**** Supplied material ****

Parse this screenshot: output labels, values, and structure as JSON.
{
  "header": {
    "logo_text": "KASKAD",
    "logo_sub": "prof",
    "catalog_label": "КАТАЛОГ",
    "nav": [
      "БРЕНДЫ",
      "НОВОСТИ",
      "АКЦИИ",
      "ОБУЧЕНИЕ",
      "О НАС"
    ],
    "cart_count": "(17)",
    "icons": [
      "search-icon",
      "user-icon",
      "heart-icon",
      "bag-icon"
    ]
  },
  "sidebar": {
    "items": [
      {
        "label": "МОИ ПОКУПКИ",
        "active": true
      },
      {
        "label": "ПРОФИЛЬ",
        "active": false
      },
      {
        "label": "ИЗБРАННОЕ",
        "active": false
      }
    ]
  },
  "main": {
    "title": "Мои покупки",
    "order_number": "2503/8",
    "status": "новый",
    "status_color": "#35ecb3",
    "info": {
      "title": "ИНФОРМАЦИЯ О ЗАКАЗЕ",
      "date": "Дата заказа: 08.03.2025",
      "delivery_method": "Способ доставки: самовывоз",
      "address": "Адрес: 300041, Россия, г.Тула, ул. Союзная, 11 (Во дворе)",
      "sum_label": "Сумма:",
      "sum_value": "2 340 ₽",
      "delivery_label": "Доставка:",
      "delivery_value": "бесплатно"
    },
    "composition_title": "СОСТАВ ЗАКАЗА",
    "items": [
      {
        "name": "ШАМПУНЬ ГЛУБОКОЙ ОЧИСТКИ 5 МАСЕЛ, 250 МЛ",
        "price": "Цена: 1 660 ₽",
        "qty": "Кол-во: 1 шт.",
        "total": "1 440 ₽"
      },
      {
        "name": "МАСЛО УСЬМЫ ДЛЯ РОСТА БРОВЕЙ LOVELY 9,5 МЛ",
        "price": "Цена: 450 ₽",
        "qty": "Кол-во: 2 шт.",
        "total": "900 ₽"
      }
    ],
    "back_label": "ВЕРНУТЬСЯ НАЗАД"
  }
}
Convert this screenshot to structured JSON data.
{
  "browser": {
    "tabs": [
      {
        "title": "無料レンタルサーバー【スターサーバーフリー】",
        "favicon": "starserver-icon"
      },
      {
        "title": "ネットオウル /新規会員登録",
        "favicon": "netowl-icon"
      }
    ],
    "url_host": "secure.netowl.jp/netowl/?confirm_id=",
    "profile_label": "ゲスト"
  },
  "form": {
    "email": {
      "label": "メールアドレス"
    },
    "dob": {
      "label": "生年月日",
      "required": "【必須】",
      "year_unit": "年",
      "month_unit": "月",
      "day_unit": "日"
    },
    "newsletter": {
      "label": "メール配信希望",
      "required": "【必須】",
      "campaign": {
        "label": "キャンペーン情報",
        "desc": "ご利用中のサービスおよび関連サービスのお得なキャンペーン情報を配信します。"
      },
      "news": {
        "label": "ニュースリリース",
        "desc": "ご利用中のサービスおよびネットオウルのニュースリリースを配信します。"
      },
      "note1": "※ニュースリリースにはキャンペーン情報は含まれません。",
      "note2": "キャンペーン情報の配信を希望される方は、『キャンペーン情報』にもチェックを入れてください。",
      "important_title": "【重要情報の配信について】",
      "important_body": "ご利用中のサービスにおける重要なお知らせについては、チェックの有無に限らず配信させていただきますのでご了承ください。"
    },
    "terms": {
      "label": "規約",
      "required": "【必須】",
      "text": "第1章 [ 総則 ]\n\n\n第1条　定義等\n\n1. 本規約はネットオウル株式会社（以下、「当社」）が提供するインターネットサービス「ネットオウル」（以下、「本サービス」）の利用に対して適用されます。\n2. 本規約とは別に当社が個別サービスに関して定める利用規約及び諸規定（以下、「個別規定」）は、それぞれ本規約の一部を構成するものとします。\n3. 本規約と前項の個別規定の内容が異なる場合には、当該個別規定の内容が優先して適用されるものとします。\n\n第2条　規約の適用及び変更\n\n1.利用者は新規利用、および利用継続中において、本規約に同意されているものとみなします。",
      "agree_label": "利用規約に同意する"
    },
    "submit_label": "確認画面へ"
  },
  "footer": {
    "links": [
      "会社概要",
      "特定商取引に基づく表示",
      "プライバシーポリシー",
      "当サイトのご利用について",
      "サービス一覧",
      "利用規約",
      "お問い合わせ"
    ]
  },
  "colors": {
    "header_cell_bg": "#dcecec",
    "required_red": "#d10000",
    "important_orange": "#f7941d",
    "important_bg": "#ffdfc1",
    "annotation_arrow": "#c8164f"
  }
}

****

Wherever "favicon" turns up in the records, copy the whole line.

        "favicon": "starserver-icon"
        "favicon": "netowl-icon"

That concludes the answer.